What to work on: Retype the data exactly. Spelling and punctuation stay as they are.

Data supplied:
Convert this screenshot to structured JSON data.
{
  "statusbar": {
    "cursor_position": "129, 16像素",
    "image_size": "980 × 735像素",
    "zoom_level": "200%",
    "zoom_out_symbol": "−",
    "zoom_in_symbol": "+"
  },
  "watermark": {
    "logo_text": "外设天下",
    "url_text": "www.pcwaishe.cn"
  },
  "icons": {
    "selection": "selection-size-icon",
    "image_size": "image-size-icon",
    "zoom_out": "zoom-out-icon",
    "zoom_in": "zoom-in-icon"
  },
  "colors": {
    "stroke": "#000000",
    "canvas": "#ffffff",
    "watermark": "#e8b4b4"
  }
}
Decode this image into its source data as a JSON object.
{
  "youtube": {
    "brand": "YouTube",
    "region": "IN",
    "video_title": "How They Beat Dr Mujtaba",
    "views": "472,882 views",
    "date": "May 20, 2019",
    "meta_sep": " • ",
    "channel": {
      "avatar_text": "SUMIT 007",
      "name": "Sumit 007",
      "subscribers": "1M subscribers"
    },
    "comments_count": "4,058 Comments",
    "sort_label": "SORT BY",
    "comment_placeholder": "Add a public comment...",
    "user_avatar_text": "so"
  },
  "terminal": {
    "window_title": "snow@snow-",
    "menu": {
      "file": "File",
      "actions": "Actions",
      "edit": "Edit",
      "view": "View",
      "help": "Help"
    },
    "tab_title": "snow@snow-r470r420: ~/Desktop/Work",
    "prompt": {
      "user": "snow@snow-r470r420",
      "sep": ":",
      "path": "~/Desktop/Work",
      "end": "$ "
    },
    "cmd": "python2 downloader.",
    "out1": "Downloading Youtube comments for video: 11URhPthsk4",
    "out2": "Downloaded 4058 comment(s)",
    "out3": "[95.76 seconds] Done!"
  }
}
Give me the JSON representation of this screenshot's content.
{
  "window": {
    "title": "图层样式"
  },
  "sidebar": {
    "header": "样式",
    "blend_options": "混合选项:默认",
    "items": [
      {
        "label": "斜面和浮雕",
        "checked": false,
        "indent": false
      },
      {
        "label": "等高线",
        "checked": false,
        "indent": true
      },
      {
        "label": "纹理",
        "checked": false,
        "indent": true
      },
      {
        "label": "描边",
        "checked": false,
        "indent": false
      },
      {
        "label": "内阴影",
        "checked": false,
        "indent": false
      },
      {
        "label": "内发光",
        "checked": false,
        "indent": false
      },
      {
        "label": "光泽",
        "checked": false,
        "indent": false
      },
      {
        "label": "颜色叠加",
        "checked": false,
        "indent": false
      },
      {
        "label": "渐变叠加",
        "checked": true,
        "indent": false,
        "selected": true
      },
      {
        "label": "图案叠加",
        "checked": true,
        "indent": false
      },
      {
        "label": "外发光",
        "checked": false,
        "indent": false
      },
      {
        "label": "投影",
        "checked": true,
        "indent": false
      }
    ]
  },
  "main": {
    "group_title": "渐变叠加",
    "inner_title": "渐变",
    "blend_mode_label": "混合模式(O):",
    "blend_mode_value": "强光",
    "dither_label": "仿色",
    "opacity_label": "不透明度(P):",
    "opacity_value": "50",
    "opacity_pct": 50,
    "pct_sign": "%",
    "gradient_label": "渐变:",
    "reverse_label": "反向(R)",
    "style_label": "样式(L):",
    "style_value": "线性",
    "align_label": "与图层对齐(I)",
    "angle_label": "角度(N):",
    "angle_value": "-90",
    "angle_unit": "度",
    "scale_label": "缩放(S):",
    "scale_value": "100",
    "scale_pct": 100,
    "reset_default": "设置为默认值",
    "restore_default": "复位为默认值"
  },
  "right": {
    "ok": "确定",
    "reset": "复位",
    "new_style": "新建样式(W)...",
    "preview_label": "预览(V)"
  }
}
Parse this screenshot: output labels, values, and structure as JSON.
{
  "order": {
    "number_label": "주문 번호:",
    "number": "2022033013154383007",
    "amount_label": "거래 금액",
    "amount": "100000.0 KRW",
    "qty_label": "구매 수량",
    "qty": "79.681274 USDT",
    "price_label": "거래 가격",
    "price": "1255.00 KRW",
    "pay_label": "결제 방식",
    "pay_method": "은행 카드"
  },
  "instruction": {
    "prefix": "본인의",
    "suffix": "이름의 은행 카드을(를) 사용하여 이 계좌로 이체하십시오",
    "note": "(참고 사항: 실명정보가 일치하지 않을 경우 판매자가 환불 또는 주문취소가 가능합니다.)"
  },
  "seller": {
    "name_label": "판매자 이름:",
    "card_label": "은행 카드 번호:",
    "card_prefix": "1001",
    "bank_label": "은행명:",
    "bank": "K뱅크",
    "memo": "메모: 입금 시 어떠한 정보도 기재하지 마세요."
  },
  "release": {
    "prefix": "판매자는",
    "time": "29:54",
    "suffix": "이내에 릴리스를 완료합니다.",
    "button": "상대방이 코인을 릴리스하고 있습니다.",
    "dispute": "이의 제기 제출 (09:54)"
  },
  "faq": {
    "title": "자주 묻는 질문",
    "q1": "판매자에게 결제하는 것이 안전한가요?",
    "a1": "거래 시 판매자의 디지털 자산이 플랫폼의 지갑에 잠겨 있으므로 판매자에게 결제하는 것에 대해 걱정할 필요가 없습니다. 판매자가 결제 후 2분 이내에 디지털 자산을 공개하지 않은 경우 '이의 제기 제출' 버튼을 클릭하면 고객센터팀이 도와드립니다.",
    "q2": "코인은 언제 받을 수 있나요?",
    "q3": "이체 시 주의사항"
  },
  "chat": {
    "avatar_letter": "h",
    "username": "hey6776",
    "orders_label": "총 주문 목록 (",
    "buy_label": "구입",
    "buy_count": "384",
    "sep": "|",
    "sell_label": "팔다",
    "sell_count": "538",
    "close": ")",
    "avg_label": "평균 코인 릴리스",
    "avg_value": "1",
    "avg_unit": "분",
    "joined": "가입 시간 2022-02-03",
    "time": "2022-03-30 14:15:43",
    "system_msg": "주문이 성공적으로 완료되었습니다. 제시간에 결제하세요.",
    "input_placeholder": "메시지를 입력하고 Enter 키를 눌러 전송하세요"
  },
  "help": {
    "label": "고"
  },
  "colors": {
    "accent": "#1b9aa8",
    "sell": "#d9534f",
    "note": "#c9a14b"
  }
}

Exercise response:
Convert this screenshot to structured JSON data.
{
  "statusbar": {
    "cursor_position": "129, 16像素",
    "image_size": "980 × 735像素",
    "zoom_level": "200%",
    "zoom_out_symbol": "−",
    "zoom_in_symbol": "+"
  },
  "watermark": {
    "logo_text": "外设天下",
    "url_text": "www.pcwaishe.cn"
  },
  "icons": {
    "selection": "selection-size-icon",
    "image_size": "image-size-icon",
    "zoom_out": "zoom-out-icon",
    "zoom_in": "zoom-in-icon"
  },
  "colors": {
    "stroke": "#000000",
    "canvas": "#ffffff",
    "watermark": "#e8b4b4"
  }
}
Decode this image into its source data as a JSON object.
{
  "youtube": {
    "brand": "YouTube",
    "region": "IN",
    "video_title": "How They Beat Dr Mujtaba",
    "views": "472,882 views",
    "date": "May 20, 2019",
    "meta_sep": " • ",
    "channel": {
      "avatar_text": "SUMIT 007",
      "name": "Sumit 007",
      "subscribers": "1M subscribers"
    },
    "comments_count": "4,058 Comments",
    "sort_label": "SORT BY",
    "comment_placeholder": "Add a public comment...",
    "user_avatar_text": "so"
  },
  "terminal": {
    "window_title": "snow@snow-",
    "menu": {
      "file": "File",
      "actions": "Actions",
      "edit": "Edit",
      "view": "View",
      "help": "Help"
    },
    "tab_title": "snow@snow-r470r420: ~/Desktop/Work",
    "prompt": {
      "user": "snow@snow-r470r420",
      "sep": ":",
      "path": "~/Desktop/Work",
      "end": "$ "
    },
    "cmd": "python2 downloader.",
    "out1": "Downloading Youtube comments for video: 11URhPthsk4",
    "out2": "Downloaded 4058 comment(s)",
    "out3": "[95.76 seconds] Done!"
  }
}
Give me the JSON representation of this screenshot's content.
{
  "window": {
    "title": "图层样式"
  },
  "sidebar": {
    "header": "样式",
    "blend_options": "混合选项:默认",
    "items": [
      {
        "label": "斜面和浮雕",
        "checked": false,
        "indent": false
      },
      {
        "label": "等高线",
        "checked": false,
        "indent": true
      },
      {
        "label": "纹理",
        "checked": false,
        "indent": true
      },
      {
        "label": "描边",
        "checked": false,
        "indent": false
      },
      {
        "label": "内阴影",
        "checked": false,
        "indent": false
      },
      {
        "label": "内发光",
        "checked": false,
        "indent": false
      },
      {
        "label": "光泽",
        "checked": false,
        "indent": false
      },
      {
        "label": "颜色叠加",
        "checked": false,
        "indent": false
      },
      {
        "label": "渐变叠加",
        "checked": true,
        "indent": false,
        "selected": true
      },
      {
        "label": "图案叠加",
        "checked": true,
        "indent": false
      },
      {
        "label": "外发光",
        "checked": false,
        "indent": false
      },
      {
        "label": "投影",
        "checked": true,
        "indent": false
      }
    ]
  },
  "main": {
    "group_title": "渐变叠加",
    "inner_title": "渐变",
    "blend_mode_label": "混合模式(O):",
    "blend_mode_value": "强光",
    "dither_label": "仿色",
    "opacity_label": "不透明度(P):",
    "opacity_value": "50",
    "opacity_pct": 50,
    "pct_sign": "%",
    "gradient_label": "渐变:",
    "reverse_label": "反向(R)",
    "style_label": "样式(L):",
    "style_value": "线性",
    "align_label": "与图层对齐(I)",
    "angle_label": "角度(N):",
    "angle_value": "-90",
    "angle_unit": "度",
    "scale_label": "缩放(S):",
    "scale_value": "100",
    "scale_pct": 100,
    "reset_default": "设置为默认值",
    "restore_default": "复位为默认值"
  },
  "right": {
    "ok": "确定",
    "reset": "复位",
    "new_style": "新建样式(W)...",
    "preview_label": "预览(V)"
  }
}
Parse this screenshot: output labels, values, and structure as JSON.
{
  "order": {
    "number_label": "주문 번호:",
    "number": "2022033013154383007",
    "amount_label": "거래 금액",
    "amount": "100000.0 KRW",
    "qty_label": "구매 수량",
    "qty": "79.681274 USDT",
    "price_label": "거래 가격",
    "price": "1255.00 KRW",
    "pay_label": "결제 방식",
    "pay_method": "은행 카드"
  },
  "instruction": {
    "prefix": "본인의",
    "suffix": "이름의 은행 카드을(를) 사용하여 이 계좌로 이체하십시오",
    "note": "(참고 사항: 실명정보가 일치하지 않을 경우 판매자가 환불 또는 주문취소가 가능합니다.)"
  },
  "seller": {
    "name_label": "판매자 이름:",
    "card_label": "은행 카드 번호:",
    "card_prefix": "1001",
    "bank_label": "은행명:",
    "bank": "K뱅크",
    "memo": "메모: 입금 시 어떠한 정보도 기재하지 마세요."
  },
  "release": {
    "prefix": "판매자는",
    "time": "29:54",
    "suffix": "이내에 릴리스를 완료합니다.",
    "button": "상대방이 코인을 릴리스하고 있습니다.",
    "dispute": "이의 제기 제출 (09:54)"
  },
  "faq": {
    "title": "자주 묻는 질문",
    "q1": "판매자에게 결제하는 것이 안전한가요?",
    "a1": "거래 시 판매자의 디지털 자산이 플랫폼의 지갑에 잠겨 있으므로 판매자에게 결제하는 것에 대해 걱정할 필요가 없습니다. 판매자가 결제 후 2분 이내에 디지털 자산을 공개하지 않은 경우 '이의 제기 제출' 버튼을 클릭하면 고객센터팀이 도와드립니다.",
    "q2": "코인은 언제 받을 수 있나요?",
    "q3": "이체 시 주의사항"
  },
  "chat": {
    "avatar_letter": "h",
    "username": "hey6776",
    "orders_label": "총 주문 목록 (",
    "buy_label": "구입",
    "buy_count": "384",
    "sep": "|",
    "sell_label": "팔다",
    "sell_count": "538",
    "close": ")",
    "avg_label": "평균 코인 릴리스",
    "avg_value": "1",
    "avg_unit": "분",
    "joined": "가입 시간 2022-02-03",
    "time": "2022-03-30 14:15:43",
    "system_msg": "주문이 성공적으로 완료되었습니다. 제시간에 결제하세요.",
    "input_placeholder": "메시지를 입력하고 Enter 키를 눌러 전송하세요"
  },
  "help": {
    "label": "고"
  },
  "colors": {
    "accent": "#1b9aa8",
    "sell": "#d9534f",
    "note": "#c9a14b"
  }
}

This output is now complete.